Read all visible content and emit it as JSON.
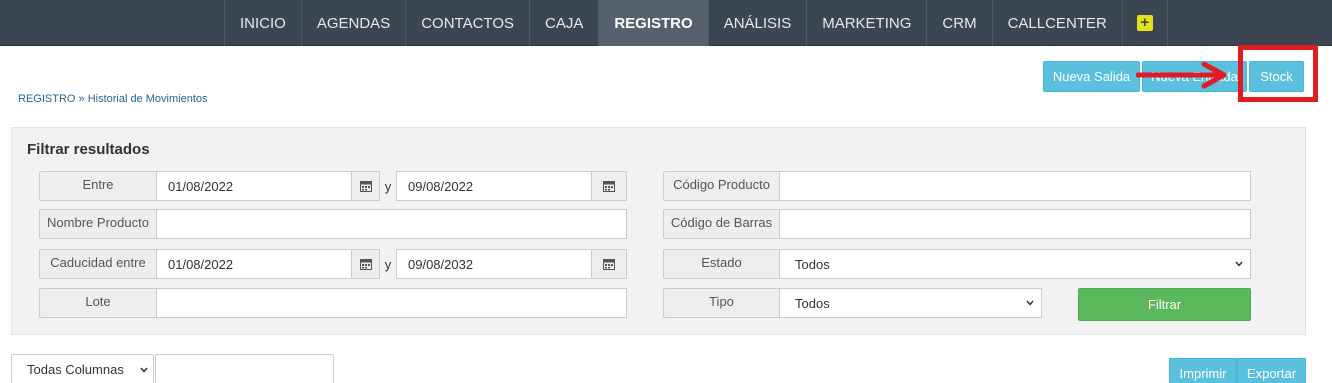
{
  "nav": {
    "items": [
      {
        "label": "INICIO",
        "active": false
      },
      {
        "label": "AGENDAS",
        "active": false
      },
      {
        "label": "CONTACTOS",
        "active": false
      },
      {
        "label": "CAJA",
        "active": false
      },
      {
        "label": "REGISTRO",
        "active": true
      },
      {
        "label": "ANÁLISIS",
        "active": false
      },
      {
        "label": "MARKETING",
        "active": false
      },
      {
        "label": "CRM",
        "active": false
      },
      {
        "label": "CALLCENTER",
        "active": false
      }
    ],
    "plus_icon": "plus-icon",
    "colors": {
      "bar": "#3c4652",
      "active": "#56616d",
      "plus": "#e6e21a"
    }
  },
  "actions": {
    "nueva_salida": "Nueva Salida",
    "nueva_entrada": "Nueva Entrada",
    "stock": "Stock"
  },
  "annotation": {
    "color": "#e11b22"
  },
  "breadcrumb": {
    "root": "REGISTRO",
    "separator": " » ",
    "current": "Historial de Movimientos"
  },
  "filter": {
    "title": "Filtrar resultados",
    "entre_label": "Entre",
    "entre_from": "01/08/2022",
    "entre_to": "09/08/2022",
    "and_label": "y",
    "nombre_label": "Nombre Producto",
    "nombre_value": "",
    "caducidad_label": "Caducidad entre",
    "caducidad_from": "01/08/2022",
    "caducidad_to": "09/08/2032",
    "lote_label": "Lote",
    "lote_value": "",
    "codigo_label": "Código Producto",
    "codigo_value": "",
    "barras_label": "Código de Barras",
    "barras_value": "",
    "estado_label": "Estado",
    "estado_value": "Todos",
    "tipo_label": "Tipo",
    "tipo_value": "Todos",
    "filtrar_button": "Filtrar"
  },
  "table_controls": {
    "columns_select": "Todas Columnas",
    "search_value": "",
    "print_button": "Imprimir",
    "export_button": "Exportar"
  },
  "colors": {
    "info": "#5bc0de",
    "success": "#5cb85c",
    "link": "#2a6496"
  }
}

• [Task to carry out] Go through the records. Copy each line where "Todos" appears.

• [Response below]
    "estado_value": "Todos",
    "tipo_value": "Todos",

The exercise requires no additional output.